WHAT THE TASK ASKS
Scan the data below and report how many lines include the word "Asistente". Nothing else is wanted.

Saved data entries
********

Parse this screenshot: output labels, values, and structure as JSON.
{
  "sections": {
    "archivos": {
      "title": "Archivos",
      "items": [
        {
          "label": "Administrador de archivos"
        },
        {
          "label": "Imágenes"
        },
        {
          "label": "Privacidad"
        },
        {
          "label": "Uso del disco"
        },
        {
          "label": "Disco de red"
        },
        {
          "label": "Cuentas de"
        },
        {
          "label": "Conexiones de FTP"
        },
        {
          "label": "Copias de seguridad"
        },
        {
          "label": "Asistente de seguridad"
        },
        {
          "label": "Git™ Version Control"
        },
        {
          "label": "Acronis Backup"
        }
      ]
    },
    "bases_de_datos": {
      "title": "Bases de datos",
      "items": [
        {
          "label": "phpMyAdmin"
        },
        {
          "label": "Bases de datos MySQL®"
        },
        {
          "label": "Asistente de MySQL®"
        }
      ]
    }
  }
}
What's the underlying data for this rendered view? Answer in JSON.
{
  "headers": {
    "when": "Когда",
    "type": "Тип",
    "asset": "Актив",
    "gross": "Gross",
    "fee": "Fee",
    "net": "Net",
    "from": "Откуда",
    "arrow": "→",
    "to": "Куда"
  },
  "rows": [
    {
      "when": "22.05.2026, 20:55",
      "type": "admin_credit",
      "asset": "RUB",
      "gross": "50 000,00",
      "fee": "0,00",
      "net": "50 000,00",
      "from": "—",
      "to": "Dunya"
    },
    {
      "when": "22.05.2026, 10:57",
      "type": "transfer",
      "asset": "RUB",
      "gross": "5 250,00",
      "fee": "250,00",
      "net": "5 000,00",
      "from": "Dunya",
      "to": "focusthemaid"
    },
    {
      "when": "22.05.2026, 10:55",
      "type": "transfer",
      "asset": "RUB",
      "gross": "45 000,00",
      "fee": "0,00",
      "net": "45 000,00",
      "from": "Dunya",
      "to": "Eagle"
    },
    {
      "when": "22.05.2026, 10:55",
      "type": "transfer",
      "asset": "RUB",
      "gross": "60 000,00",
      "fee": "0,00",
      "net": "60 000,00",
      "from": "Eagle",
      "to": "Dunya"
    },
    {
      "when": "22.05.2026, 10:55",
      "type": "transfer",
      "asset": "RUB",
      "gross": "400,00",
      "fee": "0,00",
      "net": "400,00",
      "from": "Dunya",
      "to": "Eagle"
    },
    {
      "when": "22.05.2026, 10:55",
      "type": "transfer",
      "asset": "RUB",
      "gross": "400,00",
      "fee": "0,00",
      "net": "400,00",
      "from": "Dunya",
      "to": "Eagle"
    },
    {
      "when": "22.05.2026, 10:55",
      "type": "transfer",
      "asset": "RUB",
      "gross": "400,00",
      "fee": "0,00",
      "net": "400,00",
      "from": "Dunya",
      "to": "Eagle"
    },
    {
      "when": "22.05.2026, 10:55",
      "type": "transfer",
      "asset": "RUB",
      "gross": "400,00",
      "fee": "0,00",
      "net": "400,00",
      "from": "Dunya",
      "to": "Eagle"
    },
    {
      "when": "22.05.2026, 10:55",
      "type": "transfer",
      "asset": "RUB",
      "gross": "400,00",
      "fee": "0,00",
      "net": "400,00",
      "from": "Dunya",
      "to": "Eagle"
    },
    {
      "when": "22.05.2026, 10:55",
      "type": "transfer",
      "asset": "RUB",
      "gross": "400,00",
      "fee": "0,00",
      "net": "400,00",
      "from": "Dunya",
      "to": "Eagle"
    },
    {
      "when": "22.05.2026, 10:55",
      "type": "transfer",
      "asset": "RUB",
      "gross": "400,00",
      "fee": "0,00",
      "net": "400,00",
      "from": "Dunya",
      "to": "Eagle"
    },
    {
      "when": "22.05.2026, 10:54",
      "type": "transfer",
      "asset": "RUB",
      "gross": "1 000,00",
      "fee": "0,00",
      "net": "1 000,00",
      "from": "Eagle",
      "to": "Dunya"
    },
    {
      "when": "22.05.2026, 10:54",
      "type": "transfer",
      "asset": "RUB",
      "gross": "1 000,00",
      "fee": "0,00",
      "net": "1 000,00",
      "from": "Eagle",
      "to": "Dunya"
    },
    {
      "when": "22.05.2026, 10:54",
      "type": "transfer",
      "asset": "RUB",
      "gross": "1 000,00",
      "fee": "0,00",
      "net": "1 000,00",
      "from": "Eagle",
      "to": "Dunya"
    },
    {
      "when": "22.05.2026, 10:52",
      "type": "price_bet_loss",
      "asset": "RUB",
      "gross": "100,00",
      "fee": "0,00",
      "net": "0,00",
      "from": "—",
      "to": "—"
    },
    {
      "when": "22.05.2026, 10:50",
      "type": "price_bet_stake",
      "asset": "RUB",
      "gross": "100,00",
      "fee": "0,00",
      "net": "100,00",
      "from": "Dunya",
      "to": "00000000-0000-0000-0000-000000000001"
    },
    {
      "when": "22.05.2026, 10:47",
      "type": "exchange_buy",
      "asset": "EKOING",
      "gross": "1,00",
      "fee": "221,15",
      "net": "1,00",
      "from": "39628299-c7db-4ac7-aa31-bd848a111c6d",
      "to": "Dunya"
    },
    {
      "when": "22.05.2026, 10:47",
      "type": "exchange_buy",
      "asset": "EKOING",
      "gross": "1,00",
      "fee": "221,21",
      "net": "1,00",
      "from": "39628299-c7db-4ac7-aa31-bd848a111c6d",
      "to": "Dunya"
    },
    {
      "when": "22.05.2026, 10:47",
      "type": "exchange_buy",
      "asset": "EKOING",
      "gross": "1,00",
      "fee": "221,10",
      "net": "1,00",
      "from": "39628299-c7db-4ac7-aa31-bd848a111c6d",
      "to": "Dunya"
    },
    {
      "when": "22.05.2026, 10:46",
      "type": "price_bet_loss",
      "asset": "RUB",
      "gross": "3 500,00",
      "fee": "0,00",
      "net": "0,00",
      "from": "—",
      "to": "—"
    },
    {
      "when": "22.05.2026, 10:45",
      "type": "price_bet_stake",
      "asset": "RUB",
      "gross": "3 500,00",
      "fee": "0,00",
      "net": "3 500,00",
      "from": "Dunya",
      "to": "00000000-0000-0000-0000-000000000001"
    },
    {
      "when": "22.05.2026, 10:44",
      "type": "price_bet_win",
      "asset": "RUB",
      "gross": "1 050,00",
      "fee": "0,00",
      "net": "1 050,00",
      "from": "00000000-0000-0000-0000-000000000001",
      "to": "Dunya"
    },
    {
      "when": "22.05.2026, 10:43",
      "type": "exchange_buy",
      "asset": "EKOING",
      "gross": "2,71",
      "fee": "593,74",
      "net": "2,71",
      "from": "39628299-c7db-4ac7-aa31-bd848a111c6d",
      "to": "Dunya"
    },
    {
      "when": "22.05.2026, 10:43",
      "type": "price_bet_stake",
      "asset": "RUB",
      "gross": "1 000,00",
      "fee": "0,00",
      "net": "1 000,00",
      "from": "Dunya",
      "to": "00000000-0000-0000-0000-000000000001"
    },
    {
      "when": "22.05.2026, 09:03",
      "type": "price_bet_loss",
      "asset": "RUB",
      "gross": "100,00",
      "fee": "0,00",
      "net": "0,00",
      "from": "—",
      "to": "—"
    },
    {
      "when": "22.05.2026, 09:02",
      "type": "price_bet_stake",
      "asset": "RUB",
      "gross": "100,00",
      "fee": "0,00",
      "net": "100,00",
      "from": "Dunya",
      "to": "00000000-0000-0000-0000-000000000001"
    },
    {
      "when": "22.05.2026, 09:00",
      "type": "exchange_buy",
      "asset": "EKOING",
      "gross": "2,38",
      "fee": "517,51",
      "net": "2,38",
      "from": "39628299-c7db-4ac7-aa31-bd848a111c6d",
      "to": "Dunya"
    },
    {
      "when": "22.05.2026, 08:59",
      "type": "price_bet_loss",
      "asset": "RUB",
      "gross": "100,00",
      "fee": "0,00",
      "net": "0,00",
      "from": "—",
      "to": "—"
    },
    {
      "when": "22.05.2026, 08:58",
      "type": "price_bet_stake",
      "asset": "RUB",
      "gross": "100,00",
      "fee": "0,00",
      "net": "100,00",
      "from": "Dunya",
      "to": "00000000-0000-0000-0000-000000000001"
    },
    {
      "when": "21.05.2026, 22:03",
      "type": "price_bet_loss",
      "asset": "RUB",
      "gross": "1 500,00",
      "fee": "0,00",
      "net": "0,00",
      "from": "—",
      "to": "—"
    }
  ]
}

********

SOLUTION TO THIS PROBLEM
2